═════ MATERIALS PROVIDED ═════

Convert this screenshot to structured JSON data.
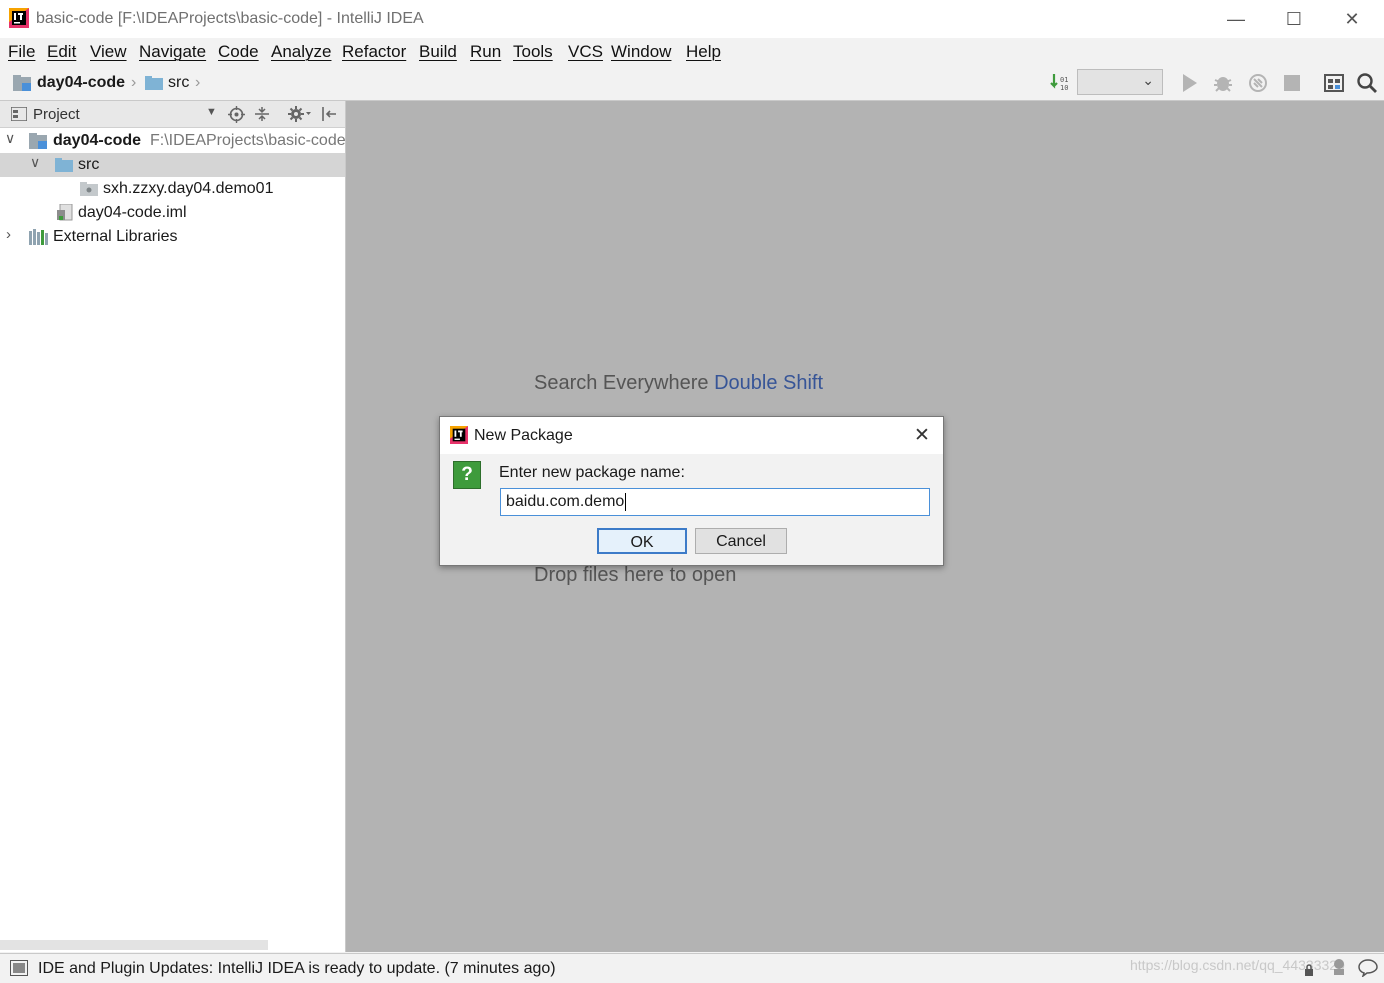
{
  "window": {
    "title": "basic-code [F:\\IDEAProjects\\basic-code] - IntelliJ IDEA",
    "controls": {
      "minimize": "—",
      "maximize": "☐",
      "close": "✕"
    }
  },
  "menu": [
    "File",
    "Edit",
    "View",
    "Navigate",
    "Code",
    "Analyze",
    "Refactor",
    "Build",
    "Run",
    "Tools",
    "VCS",
    "Window",
    "Help"
  ],
  "navbar": {
    "breadcrumbs": [
      "day04-code",
      "src"
    ]
  },
  "project_panel": {
    "header_label": "Project",
    "tree": [
      {
        "label": "day04-code",
        "path": "F:\\IDEAProjects\\basic-code"
      },
      {
        "label": "src"
      },
      {
        "label": "sxh.zzxy.day04.demo01"
      },
      {
        "label": "day04-code.iml"
      },
      {
        "label": "External Libraries"
      }
    ]
  },
  "editor": {
    "search_hint": "Search Everywhere",
    "search_key": "Double Shift",
    "drop_hint": "Drop files here to open"
  },
  "dialog": {
    "title": "New Package",
    "question_mark": "?",
    "prompt": "Enter new package name:",
    "input_value": "baidu.com.demo",
    "ok_label": "OK",
    "cancel_label": "Cancel"
  },
  "statusbar": {
    "message": "IDE and Plugin Updates: IntelliJ IDEA is ready to update. (7 minutes ago)",
    "watermark": "https://blog.csdn.net/qq_44333320"
  },
  "colors": {
    "editor_bg": "#b3b3b3",
    "folder_blue": "#7fb3d5",
    "key_blue": "#375597",
    "accent_green": "#3e9b3c"
  }
}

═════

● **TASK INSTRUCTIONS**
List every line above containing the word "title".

● **SOLUTION**
    "title": "basic-code [F:\\IDEAProjects\\basic-code] - IntelliJ IDEA",
    "title": "New Package",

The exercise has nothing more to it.